Senate leaders may force energy bill’s return

Source: Geof Koss and Hannah Hess, E&E reporters • Posted: Friday, March 11, 2016

The Senate’s No. 2 Republican signaled yesterday that the chamber’s leaders were considering filing cloture on energy reform legislation to circumvent objections by some lawmakers that continue to bog down the measure.

Majority Whip John Cornyn (R-Texas) this afternoon said cloture on the energy bill was an option, with leaders looking to wrap up work on the package and a separate aid bill for Flint, Mich., next week before their recess.

The procedure would allow supporters of the energy bill moving forward to overcome holds by individual lawmakers as long as those backers can muster 60 votes.

“There’s no announcement, but that could happen,” Cornyn told reporters, adding that a genetically modified organism bill was also in the queue.

Senate Energy and Natural Resources Chairwoman Lisa Murkowski (R-Alaska) acknowledged that cloture is one possibility but noted it “just takes longer.”

“It is clearly an option and has been for a while,” she told reporters. “My preference would be to see what we can’t work out and to get a clear path forward that is expedited.”

At least one holdout remains.

Sen. Bill Nelson (D-Fla.) firmed up his vow to block progress on the measures as long as an amendment to expand offshore drilling revenue sharing remained in the mix (Greenwire, March 10).

“Well, I’m not going to let drilling start off of Florida,” Nelson said. “That’s nonnegotiable.”

Forty years ago as a “green, wet-behind-the-ears congressman,” Nelson said, he fought Interior Secretary James Watt over a proposed oil rig off the coast of Cape Canaveral.
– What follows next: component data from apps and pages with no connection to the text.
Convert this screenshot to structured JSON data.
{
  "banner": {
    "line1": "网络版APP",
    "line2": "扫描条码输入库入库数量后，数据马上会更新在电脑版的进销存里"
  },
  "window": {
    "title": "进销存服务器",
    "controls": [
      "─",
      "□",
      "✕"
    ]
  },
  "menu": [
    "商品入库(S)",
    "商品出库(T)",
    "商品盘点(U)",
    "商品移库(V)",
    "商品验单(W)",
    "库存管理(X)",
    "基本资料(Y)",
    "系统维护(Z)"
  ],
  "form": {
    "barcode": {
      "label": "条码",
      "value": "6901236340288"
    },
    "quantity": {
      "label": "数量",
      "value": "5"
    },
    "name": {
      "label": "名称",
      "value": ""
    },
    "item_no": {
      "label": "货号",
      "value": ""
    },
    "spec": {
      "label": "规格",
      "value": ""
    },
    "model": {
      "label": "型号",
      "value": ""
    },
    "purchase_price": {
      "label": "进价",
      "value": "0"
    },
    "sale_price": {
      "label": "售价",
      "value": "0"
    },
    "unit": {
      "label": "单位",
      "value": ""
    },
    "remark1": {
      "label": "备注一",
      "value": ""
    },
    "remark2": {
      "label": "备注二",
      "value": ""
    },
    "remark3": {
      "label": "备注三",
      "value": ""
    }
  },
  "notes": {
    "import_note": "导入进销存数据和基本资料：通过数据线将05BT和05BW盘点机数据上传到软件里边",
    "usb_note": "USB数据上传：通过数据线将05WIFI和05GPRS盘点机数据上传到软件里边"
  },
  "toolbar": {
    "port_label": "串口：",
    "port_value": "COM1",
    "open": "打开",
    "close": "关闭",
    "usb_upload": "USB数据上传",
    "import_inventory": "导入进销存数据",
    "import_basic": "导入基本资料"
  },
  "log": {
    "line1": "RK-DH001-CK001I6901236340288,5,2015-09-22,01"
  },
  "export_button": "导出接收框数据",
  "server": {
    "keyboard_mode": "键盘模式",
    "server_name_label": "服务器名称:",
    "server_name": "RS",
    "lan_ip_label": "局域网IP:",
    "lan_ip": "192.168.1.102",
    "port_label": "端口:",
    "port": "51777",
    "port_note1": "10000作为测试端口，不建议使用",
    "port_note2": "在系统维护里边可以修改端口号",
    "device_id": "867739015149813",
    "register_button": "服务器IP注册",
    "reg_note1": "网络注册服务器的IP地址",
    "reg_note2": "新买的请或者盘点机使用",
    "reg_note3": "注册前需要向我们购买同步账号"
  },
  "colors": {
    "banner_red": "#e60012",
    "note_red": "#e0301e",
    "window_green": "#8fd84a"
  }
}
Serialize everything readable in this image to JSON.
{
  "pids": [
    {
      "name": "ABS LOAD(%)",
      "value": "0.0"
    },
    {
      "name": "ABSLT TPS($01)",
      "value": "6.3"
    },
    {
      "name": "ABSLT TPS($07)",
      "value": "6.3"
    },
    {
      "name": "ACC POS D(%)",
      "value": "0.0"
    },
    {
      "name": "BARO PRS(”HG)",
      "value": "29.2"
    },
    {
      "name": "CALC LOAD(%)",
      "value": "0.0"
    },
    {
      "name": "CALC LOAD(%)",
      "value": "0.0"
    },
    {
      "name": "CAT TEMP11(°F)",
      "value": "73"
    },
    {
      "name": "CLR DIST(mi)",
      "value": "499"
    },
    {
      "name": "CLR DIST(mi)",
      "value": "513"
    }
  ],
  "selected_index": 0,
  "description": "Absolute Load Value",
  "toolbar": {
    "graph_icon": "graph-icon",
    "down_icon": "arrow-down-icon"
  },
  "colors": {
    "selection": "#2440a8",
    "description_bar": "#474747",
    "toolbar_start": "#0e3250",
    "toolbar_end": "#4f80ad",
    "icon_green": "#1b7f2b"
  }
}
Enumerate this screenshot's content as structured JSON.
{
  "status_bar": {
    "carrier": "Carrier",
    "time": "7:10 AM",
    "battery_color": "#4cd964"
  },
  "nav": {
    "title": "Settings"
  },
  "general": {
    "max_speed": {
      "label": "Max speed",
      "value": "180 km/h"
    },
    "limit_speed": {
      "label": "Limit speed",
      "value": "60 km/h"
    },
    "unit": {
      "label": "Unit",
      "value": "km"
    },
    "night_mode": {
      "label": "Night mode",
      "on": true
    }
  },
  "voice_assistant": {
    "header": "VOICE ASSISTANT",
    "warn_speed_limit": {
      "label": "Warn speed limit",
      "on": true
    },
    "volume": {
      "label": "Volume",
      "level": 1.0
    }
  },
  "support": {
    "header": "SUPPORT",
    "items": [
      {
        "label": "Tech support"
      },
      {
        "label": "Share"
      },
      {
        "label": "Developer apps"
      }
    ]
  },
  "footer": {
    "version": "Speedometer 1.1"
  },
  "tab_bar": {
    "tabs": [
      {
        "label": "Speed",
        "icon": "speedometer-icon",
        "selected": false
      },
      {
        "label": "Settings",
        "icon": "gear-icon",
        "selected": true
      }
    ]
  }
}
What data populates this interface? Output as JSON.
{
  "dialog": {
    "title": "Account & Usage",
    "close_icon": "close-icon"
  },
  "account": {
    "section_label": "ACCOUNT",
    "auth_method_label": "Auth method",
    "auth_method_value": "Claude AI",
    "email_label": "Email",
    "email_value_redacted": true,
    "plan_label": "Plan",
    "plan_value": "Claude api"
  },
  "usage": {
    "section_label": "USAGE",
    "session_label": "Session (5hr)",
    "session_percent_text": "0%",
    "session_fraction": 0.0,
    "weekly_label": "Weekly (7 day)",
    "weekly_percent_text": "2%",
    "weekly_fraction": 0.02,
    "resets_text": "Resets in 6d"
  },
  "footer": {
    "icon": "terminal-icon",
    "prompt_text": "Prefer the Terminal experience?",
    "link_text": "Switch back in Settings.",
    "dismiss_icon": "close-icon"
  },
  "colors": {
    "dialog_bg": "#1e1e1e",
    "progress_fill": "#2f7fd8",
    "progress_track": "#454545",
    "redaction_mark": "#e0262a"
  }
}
Nelson won that fight, with the backing of the Department of Defense and NASA.

The amendment by Sen. Bill Cassidy (R-La.) would not expand drilling, and it may not have 60 votes to pass. Still, Nelson said he’s “not taking any chances.”

Sen. Debbie Stabenow (D-Mich.) told reporters she respects Nelson’s position. She said the fate of the energy bill and aid to her home state were now in the hands of those who control the floor schedule.

“The leadership has to decide what they want to do at this point,” she said.

The situation is “like Jell-O,” Stabenow said. “It just keeps moving.”

Reporter Amanda Reilly contributed.